Nigeria has recorded a 13 per cent decline in the number of phishing attacks recorded and blocked by Kaspersky in the first half of this year, compared to the same period last year.
South Africa and Kenya also recorded a 17 per cent and 48 per cent decline respectively. Phishing is a type of social engineering attack often used to steal user data, including login credentials and credit card numbers.
Phishing attacks across the African continent have baited unsuspecting victims into handing over bank information, ID numbers and more.
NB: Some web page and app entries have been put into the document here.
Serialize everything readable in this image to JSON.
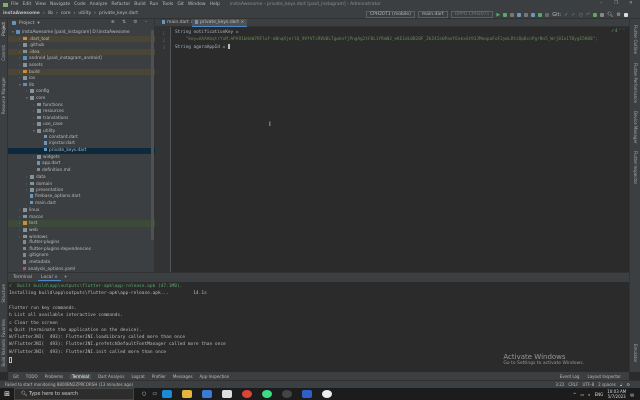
{
  "menubar": {
    "items": [
      "File",
      "Edit",
      "View",
      "Navigate",
      "Code",
      "Analyze",
      "Refactor",
      "Build",
      "Run",
      "Tools",
      "Git",
      "Window",
      "Help"
    ],
    "title": "instaAwesome - private_keys.dart [paid_instagram] - Administrator"
  },
  "breadcrumb": [
    "instaAwesome",
    "lib",
    "core",
    "utility",
    "private_keys.dart"
  ],
  "runbar": {
    "device": "CPH2071 (mobile)",
    "config": "main.dart",
    "target": "OPPO CPH2071",
    "git_label": "Git:"
  },
  "project": {
    "label": "Project",
    "rows": [
      {
        "d": 0,
        "t": "instaAwesome [paid_instagram] D:\\instaAwesome",
        "k": "folder blue",
        "e": "v"
      },
      {
        "d": 1,
        "t": ".dart_tool",
        "k": "folder orange",
        "e": ">",
        "c": "hl"
      },
      {
        "d": 1,
        "t": ".github",
        "k": "folder",
        "e": ">"
      },
      {
        "d": 1,
        "t": ".idea",
        "k": "folder",
        "e": ">",
        "c": "hl"
      },
      {
        "d": 1,
        "t": "android [paid_instagram_android]",
        "k": "folder blue",
        "e": ">"
      },
      {
        "d": 1,
        "t": "assets",
        "k": "folder",
        "e": ">"
      },
      {
        "d": 1,
        "t": "build",
        "k": "folder orange",
        "e": ">",
        "c": "hl"
      },
      {
        "d": 1,
        "t": "ios",
        "k": "folder",
        "e": ">"
      },
      {
        "d": 1,
        "t": "lib",
        "k": "folder blue",
        "e": "v"
      },
      {
        "d": 2,
        "t": "config",
        "k": "folder",
        "e": ">"
      },
      {
        "d": 2,
        "t": "core",
        "k": "folder",
        "e": "v"
      },
      {
        "d": 3,
        "t": "functions",
        "k": "folder",
        "e": ">"
      },
      {
        "d": 3,
        "t": "resources",
        "k": "folder",
        "e": ">"
      },
      {
        "d": 3,
        "t": "translations",
        "k": "folder",
        "e": ">"
      },
      {
        "d": 3,
        "t": "use_case",
        "k": "folder",
        "e": ">"
      },
      {
        "d": 3,
        "t": "utility",
        "k": "folder",
        "e": "v"
      },
      {
        "d": 4,
        "t": "constant.dart",
        "k": "file",
        "e": ""
      },
      {
        "d": 4,
        "t": "injector.dart",
        "k": "file",
        "e": ""
      },
      {
        "d": 4,
        "t": "private_keys.dart",
        "k": "file",
        "e": "",
        "c": "sel"
      },
      {
        "d": 3,
        "t": "widgets",
        "k": "folder",
        "e": ">"
      },
      {
        "d": 3,
        "t": "app.dart",
        "k": "file",
        "e": ""
      },
      {
        "d": 3,
        "t": "definition.md",
        "k": "fileg",
        "e": ""
      },
      {
        "d": 2,
        "t": "data",
        "k": "folder",
        "e": ">"
      },
      {
        "d": 2,
        "t": "domain",
        "k": "folder",
        "e": ">"
      },
      {
        "d": 2,
        "t": "presentation",
        "k": "folder",
        "e": ">"
      },
      {
        "d": 2,
        "t": "firebase_options.dart",
        "k": "file",
        "e": ""
      },
      {
        "d": 2,
        "t": "main.dart",
        "k": "file",
        "e": ""
      },
      {
        "d": 1,
        "t": "linux",
        "k": "folder",
        "e": ">"
      },
      {
        "d": 1,
        "t": "macos",
        "k": "folder",
        "e": ">"
      },
      {
        "d": 1,
        "t": "test",
        "k": "folder orange",
        "e": ">",
        "c": "green"
      },
      {
        "d": 1,
        "t": "web",
        "k": "folder",
        "e": ">"
      },
      {
        "d": 1,
        "t": "windows",
        "k": "folder",
        "e": ">"
      },
      {
        "d": 1,
        "t": ".flutter-plugins",
        "k": "fileg",
        "e": ""
      },
      {
        "d": 1,
        "t": ".flutter-plugins-dependencies",
        "k": "fileg",
        "e": ""
      },
      {
        "d": 1,
        "t": ".gitignore",
        "k": "fileg",
        "e": ""
      },
      {
        "d": 1,
        "t": ".metadata",
        "k": "fileg",
        "e": ""
      },
      {
        "d": 1,
        "t": "analysis_options.yaml",
        "k": "filer",
        "e": ""
      }
    ]
  },
  "editor": {
    "tabs": [
      "main.dart",
      "private_keys.dart"
    ],
    "active_tab": 1,
    "lines": [
      {
        "n": "1",
        "code": "String notificationKey ="
      },
      {
        "n": "2",
        "str": "    \"key=AAAAbqtrYuM:APA91bHoW7RFlof-mBnqXjerlO_9VfVTsRVU0LTgwknfjPngAg2tF0L1fRmN3_eKE1dL0B20F_ZkZ4Ie0PaeYEekxGt93JMeopaFoF2ymLRtzDpBcnPgrNn5_Wrj8Io1TBygE5K08\";"
      },
      {
        "n": "3",
        "code": "String agoraAppId = "
      }
    ],
    "inspection": "4"
  },
  "terminal": {
    "tabs": [
      "Terminal",
      "Local"
    ],
    "active_tab": 1,
    "lines": [
      {
        "t": "√  Built build\\app\\outputs\\flutter-apk\\app-release.apk (47.1MB).",
        "ok": true
      },
      {
        "t": "Installing build\\app\\outputs\\flutter-apk\\app-release.apk...         14.1s"
      },
      {
        "t": ""
      },
      {
        "t": "Flutter run key commands."
      },
      {
        "t": "h List all available interactive commands."
      },
      {
        "t": "c Clear the screen"
      },
      {
        "t": "q Quit (terminate the application on the device)."
      },
      {
        "t": "W/FlutterJNI(  493): FlutterJNI.loadLibrary called more than once"
      },
      {
        "t": "W/FlutterJNI(  493): FlutterJNI.prefetchDefaultFontManager called more than once"
      },
      {
        "t": "W/FlutterJNI(  493): FlutterJNI.init called more than once"
      }
    ]
  },
  "activate": {
    "title": "Activate Windows",
    "sub": "Go to Settings to activate Windows."
  },
  "tooltabs": {
    "items": [
      "Git",
      "TODO",
      "Problems",
      "Terminal",
      "Dart Analysis",
      "Logcat",
      "Profiler",
      "Messages",
      "App Inspection"
    ],
    "active": 3,
    "right": [
      "Event Log",
      "Layout Inspector"
    ]
  },
  "status": {
    "message": "Failed to start monitoring 8800BN2ZPRCORSH (13 minutes ago)",
    "right": [
      "3:22",
      "CRLF",
      "UTF-8",
      "2 spaces"
    ]
  },
  "leftstrip": [
    "Project",
    "Commit",
    "Resource Manager",
    "Structure",
    "Favorites",
    "Build Variants"
  ],
  "rightstrip": [
    "Flutter Outline",
    "Flutter Performance",
    "Device Manager",
    "Flutter Inspector",
    "Emulator"
  ],
  "taskbar": {
    "search_placeholder": "Type here to search",
    "lang": "ENG",
    "time": "10:03 AM",
    "date": "5/7/2023"
  },
  "colors": {
    "accent": "#4a88c7",
    "string": "#6a8759",
    "selection": "#0d293e",
    "success": "#59a869"
  }
}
The enterprise sales manager, Kaspersky, Africa, Bethwel Opil said the decline suggested and supported research trends that revealed that cybercriminals have become more targeted, focusing their efforts on advanced persistent threat (APT) campaigns in Africa, and that the phishing threat is still very prevalent.
“The decline does not mean that organisations and consumers can ignore the risk of traditional cybercrime attacks or that phishing as well as spam, are still not of significant concern across Africa. Instead, people need to become even more aware of cybersecurity best practices and remain vigilant to protect their personal and business systems from the risk of compromise,” Opil explained.
He reiterated that phishing and spam remain some of the most effective ways of targeting unsuspecting users and gaining access into corporate systems or compromising personal financial and other information that can be used to perpetrate identity theft.
Giving an instance, Opil said spam constituted almost 30 per cent of email traffic in South Africa and close to 35 per cent in Kenya in H1 2021.
“The number of phishing attacks recorded in South Africa for the first half of 2021 exceeded one million at 1, 031,006.
“In Kenya phishing attacks were recorded at 601, 557, and in Nigeria 393, 569. Reaching over two million attacks combined highlights that phishing is still a significant threat in Africa and illustrates the importance of ensuring cybersecurity solutions are installed on all connected devices,” he added.